EDMONTON — The National Football League may be bringing back a historic team name that will have a familiar — and occasionally controversial — ring to Canadian gridiron fans.
Records from the United States Patent Office show that the NFL filed a trademark application last week for the Duluth Eskimos, a historic franchise from Minnesota that dates back to the mid-1920s.
"The filings were made on an intent-to-use basis," said Josh Gerben, a trademark lawyer in Washington, D.C., who ran across the application.
Gerben said U.S. law requires the league to submit a sworn statement that it has a bona fide intent to use the trademark for goods and services described in the application.
That application refers to pro football games, broadcasts, webcasts, fan clubs, a clothing line, "live musical and dance performances provided during intervals at sports events" — even a mascot.
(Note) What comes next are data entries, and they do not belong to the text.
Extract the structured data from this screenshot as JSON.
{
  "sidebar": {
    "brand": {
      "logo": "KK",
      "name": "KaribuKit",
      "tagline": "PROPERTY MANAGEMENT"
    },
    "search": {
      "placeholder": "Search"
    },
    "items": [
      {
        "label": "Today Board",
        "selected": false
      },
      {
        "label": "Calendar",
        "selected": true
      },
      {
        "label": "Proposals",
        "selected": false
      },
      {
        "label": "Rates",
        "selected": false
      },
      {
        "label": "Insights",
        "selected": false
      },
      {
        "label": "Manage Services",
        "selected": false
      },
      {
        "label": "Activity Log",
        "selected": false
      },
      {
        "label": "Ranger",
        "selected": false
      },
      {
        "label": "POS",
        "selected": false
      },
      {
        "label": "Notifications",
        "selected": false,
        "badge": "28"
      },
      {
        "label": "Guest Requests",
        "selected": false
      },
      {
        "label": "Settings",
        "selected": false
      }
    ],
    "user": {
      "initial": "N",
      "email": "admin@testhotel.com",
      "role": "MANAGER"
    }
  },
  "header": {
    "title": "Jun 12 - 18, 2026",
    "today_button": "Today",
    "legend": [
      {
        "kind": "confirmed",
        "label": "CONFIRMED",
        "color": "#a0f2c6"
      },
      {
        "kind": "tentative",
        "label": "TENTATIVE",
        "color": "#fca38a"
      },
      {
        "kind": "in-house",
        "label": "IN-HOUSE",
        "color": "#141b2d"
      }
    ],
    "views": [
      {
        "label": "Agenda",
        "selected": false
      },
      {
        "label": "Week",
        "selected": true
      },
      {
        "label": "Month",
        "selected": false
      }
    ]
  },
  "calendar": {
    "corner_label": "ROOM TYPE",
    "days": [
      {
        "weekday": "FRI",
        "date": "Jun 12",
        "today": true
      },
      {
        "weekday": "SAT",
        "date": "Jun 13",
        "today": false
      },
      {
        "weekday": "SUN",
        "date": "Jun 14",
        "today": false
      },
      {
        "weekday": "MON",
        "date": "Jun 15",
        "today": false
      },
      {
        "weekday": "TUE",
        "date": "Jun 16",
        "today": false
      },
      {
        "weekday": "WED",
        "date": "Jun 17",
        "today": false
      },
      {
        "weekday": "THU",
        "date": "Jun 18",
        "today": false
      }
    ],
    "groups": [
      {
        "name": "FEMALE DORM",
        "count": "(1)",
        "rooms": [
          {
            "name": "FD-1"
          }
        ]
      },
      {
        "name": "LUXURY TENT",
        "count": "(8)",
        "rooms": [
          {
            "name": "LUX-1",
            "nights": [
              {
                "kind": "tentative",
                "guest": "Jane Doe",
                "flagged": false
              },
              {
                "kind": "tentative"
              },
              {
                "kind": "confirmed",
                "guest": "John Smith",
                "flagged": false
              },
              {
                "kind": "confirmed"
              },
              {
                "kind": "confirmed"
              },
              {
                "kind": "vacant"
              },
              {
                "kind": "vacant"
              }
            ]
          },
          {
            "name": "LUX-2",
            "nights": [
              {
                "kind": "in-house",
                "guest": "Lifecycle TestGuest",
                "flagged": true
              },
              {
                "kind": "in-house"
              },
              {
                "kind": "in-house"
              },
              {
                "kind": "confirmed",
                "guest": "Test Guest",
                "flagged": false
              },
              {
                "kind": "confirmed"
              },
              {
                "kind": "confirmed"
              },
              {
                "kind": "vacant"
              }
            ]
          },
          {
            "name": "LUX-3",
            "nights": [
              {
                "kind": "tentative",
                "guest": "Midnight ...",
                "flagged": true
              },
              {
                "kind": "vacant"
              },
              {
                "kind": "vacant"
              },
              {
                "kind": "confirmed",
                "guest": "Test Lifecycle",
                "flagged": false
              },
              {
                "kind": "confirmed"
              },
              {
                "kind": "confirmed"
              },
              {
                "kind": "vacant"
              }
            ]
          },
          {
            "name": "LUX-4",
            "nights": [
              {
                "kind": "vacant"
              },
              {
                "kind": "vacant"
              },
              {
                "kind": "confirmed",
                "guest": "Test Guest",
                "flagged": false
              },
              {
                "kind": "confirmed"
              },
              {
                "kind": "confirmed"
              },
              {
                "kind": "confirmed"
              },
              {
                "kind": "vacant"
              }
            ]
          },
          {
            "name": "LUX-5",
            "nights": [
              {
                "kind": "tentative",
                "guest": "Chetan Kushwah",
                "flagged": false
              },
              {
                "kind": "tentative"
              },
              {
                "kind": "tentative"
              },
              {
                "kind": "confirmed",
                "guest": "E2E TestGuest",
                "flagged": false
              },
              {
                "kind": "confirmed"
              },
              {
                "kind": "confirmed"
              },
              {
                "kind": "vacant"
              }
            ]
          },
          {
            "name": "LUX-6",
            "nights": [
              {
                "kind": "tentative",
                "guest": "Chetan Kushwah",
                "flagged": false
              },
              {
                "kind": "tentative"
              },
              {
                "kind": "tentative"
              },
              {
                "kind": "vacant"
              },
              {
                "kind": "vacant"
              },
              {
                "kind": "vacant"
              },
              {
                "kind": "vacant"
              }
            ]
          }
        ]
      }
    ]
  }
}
"That is trademark-speak for: 'This is the name of a football team,'" Gerben said. "It suggests they're going to use the name for a football team."
The Duluth team played under several different names. In 1926, it dubbed itself the Eskimos and barnstormed across the United States, playing only one home game in the 1926 and 1927 seasons.
Its history is said to have inspired the 2008 George Clooney movie "Leatherheads."
The NFL is about to commence its 100th season. Published reports in the U.S. have suggested the Minnesota Vikings were lobbying to wear a throwback Eskimos jersey featuring its igloo logo for one game.
League spokesman Brian McCarthy tackled that one in the backfield. "There are no plans to wear this jersey," he said.
The name and logo will be restricted to "promotional and content opportunities," he added.
Vikings spokesman Jeff Anderson said that while the Duluth Eskimos are a popular part of the team's past, they are not part of its future.
"The Eskimos exhibit is one of the most popular attractions in the Vikings Museum and we want to bring increased awareness to that history throughout the 2019 season," he said in an email.
"These plans do not include a team name change or a new team uniform but are instead centered around content, event activations and merchandise."
Gerben said the U.S. patent office usually takes a few months to rule on an application.
One complication could be that the name "Eskimos" is already trademarked in both the U.S. and Canada by the Edmonton Eskimos of the Canadian Football League.
However, the NFL was previously allowed to trademark the name in advance of its 75th season. That trademark was subsequently cancelled in 2001.
The Canadian football club was not immediately available for comment.
It has experienced other troubles with the name, which has been called outdated and disrespectful for turning Inuit people into mascots.
— Follow Bob Weber on Twitter at @row1960